**Exercise details**
Restate the data below word for word, omitting pictures.

Entries from a dataset of interfaces:
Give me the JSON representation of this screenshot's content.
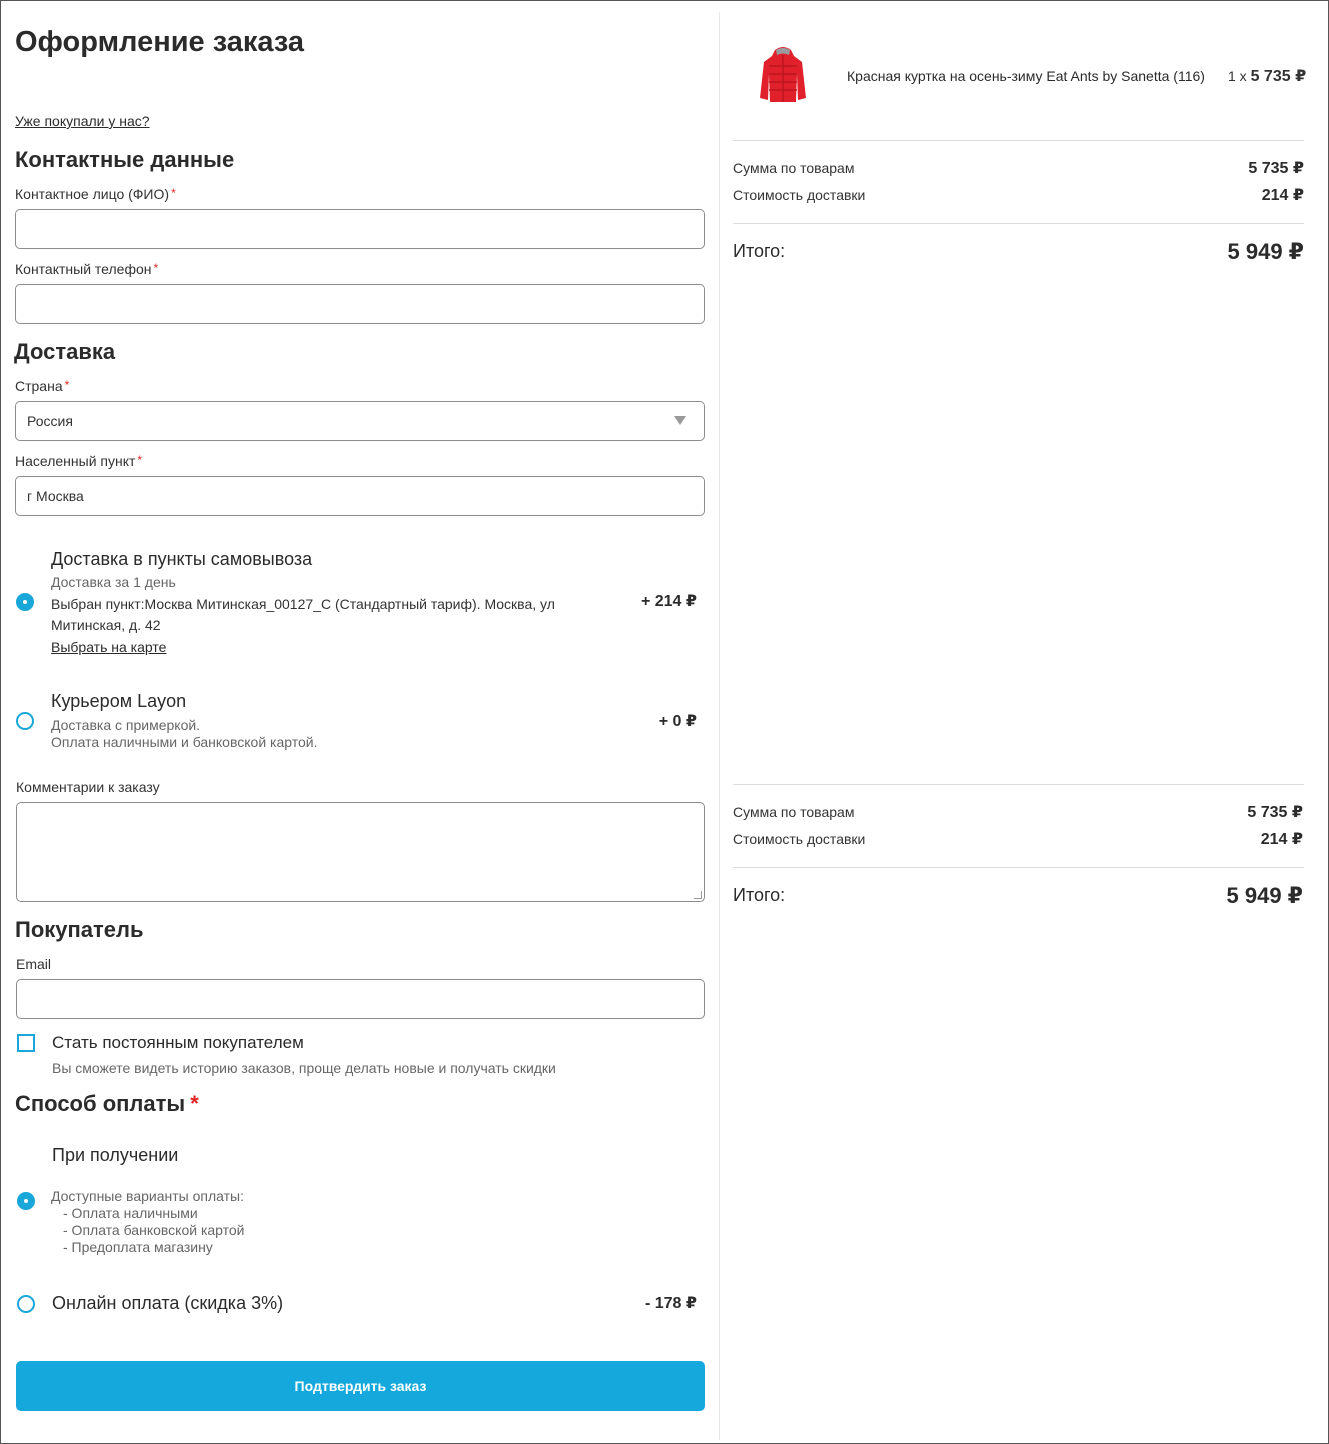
{
  "page": {
    "title": "Оформление заказа",
    "returning_link": "Уже покупали у нас?"
  },
  "contacts": {
    "heading": "Контактные данные",
    "name_label": "Контактное лицо (ФИО)",
    "name_value": "",
    "phone_label": "Контактный телефон",
    "phone_value": ""
  },
  "delivery": {
    "heading": "Доставка",
    "country_label": "Страна",
    "country_value": "Россия",
    "city_label": "Населенный пункт",
    "city_value": "г Москва",
    "options": [
      {
        "title": "Доставка в пункты самовывоза",
        "subtitle": "Доставка за 1 день",
        "desc_line1": "Выбран пункт:Москва Митинская_00127_С (Стандартный тариф). Москва, ул",
        "desc_line2": "Митинская, д. 42",
        "map_link": "Выбрать на карте",
        "price": "+ 214 ₽",
        "selected": true
      },
      {
        "title": "Курьером Layon",
        "subtitle": "Доставка с примеркой.",
        "subtitle2": "Оплата наличными и банковской картой.",
        "price": "+ 0 ₽",
        "selected": false
      }
    ],
    "comment_label": "Комментарии к заказу",
    "comment_value": ""
  },
  "buyer": {
    "heading": "Покупатель",
    "email_label": "Email",
    "email_value": "",
    "regular_label": "Стать постоянным покупателем",
    "regular_hint": "Вы сможете видеть историю заказов, проще делать новые и получать скидки",
    "regular_checked": false
  },
  "payment": {
    "heading": "Способ оплаты",
    "options": [
      {
        "title": "При получении",
        "variants_title": "Доступные варианты оплаты:",
        "variants": [
          "- Оплата наличными",
          "- Оплата банковской картой",
          "- Предоплата магазину"
        ],
        "selected": true
      },
      {
        "title": "Онлайн оплата (скидка 3%)",
        "price": "- 178 ₽",
        "selected": false
      }
    ],
    "submit_label": "Подтвердить заказ"
  },
  "cart": {
    "product": {
      "name": "Красная куртка на осень-зиму Eat Ants by Sanetta (116)",
      "qty": "1 x",
      "price": "5 735 ₽",
      "image_icon": "red-jacket-icon",
      "image_color": "#e0202a"
    },
    "summary_top": {
      "items_label": "Сумма по товарам",
      "items_value": "5 735 ₽",
      "delivery_label": "Стоимость доставки",
      "delivery_value": "214 ₽",
      "total_label": "Итого:",
      "total_value": "5 949 ₽"
    },
    "summary_bottom": {
      "items_label": "Сумма по товарам",
      "items_value": "5 735 ₽",
      "delivery_label": "Стоимость доставки",
      "delivery_value": "214 ₽",
      "total_label": "Итого:",
      "total_value": "5 949 ₽"
    }
  },
  "colors": {
    "accent": "#14a8dc",
    "required": "#e02424",
    "text": "#2b2b2b"
  }
}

**Your response**
Give me the JSON representation of this screenshot's content.
{
  "page": {
    "title": "Оформление заказа",
    "returning_link": "Уже покупали у нас?"
  },
  "contacts": {
    "heading": "Контактные данные",
    "name_label": "Контактное лицо (ФИО)",
    "name_value": "",
    "phone_label": "Контактный телефон",
    "phone_value": ""
  },
  "delivery": {
    "heading": "Доставка",
    "country_label": "Страна",
    "country_value": "Россия",
    "city_label": "Населенный пункт",
    "city_value": "г Москва",
    "options": [
      {
        "title": "Доставка в пункты самовывоза",
        "subtitle": "Доставка за 1 день",
        "desc_line1": "Выбран пункт:Москва Митинская_00127_С (Стандартный тариф). Москва, ул",
        "desc_line2": "Митинская, д. 42",
        "map_link": "Выбрать на карте",
        "price": "+ 214 ₽",
        "selected": true
      },
      {
        "title": "Курьером Layon",
        "subtitle": "Доставка с примеркой.",
        "subtitle2": "Оплата наличными и банковской картой.",
        "price": "+ 0 ₽",
        "selected": false
      }
    ],
    "comment_label": "Комментарии к заказу",
    "comment_value": ""
  },
  "buyer": {
    "heading": "Покупатель",
    "email_label": "Email",
    "email_value": "",
    "regular_label": "Стать постоянным покупателем",
    "regular_hint": "Вы сможете видеть историю заказов, проще делать новые и получать скидки",
    "regular_checked": false
  },
  "payment": {
    "heading": "Способ оплаты",
    "options": [
      {
        "title": "При получении",
        "variants_title": "Доступные варианты оплаты:",
        "variants": [
          "- Оплата наличными",
          "- Оплата банковской картой",
          "- Предоплата магазину"
        ],
        "selected": true
      },
      {
        "title": "Онлайн оплата (скидка 3%)",
        "price": "- 178 ₽",
        "selected": false
      }
    ],
    "submit_label": "Подтвердить заказ"
  },
  "cart": {
    "product": {
      "name": "Красная куртка на осень-зиму Eat Ants by Sanetta (116)",
      "qty": "1 x",
      "price": "5 735 ₽",
      "image_icon": "red-jacket-icon",
      "image_color": "#e0202a"
    },
    "summary_top": {
      "items_label": "Сумма по товарам",
      "items_value": "5 735 ₽",
      "delivery_label": "Стоимость доставки",
      "delivery_value": "214 ₽",
      "total_label": "Итого:",
      "total_value": "5 949 ₽"
    },
    "summary_bottom": {
      "items_label": "Сумма по товарам",
      "items_value": "5 735 ₽",
      "delivery_label": "Стоимость доставки",
      "delivery_value": "214 ₽",
      "total_label": "Итого:",
      "total_value": "5 949 ₽"
    }
  },
  "colors": {
    "accent": "#14a8dc",
    "required": "#e02424",
    "text": "#2b2b2b"
  }
}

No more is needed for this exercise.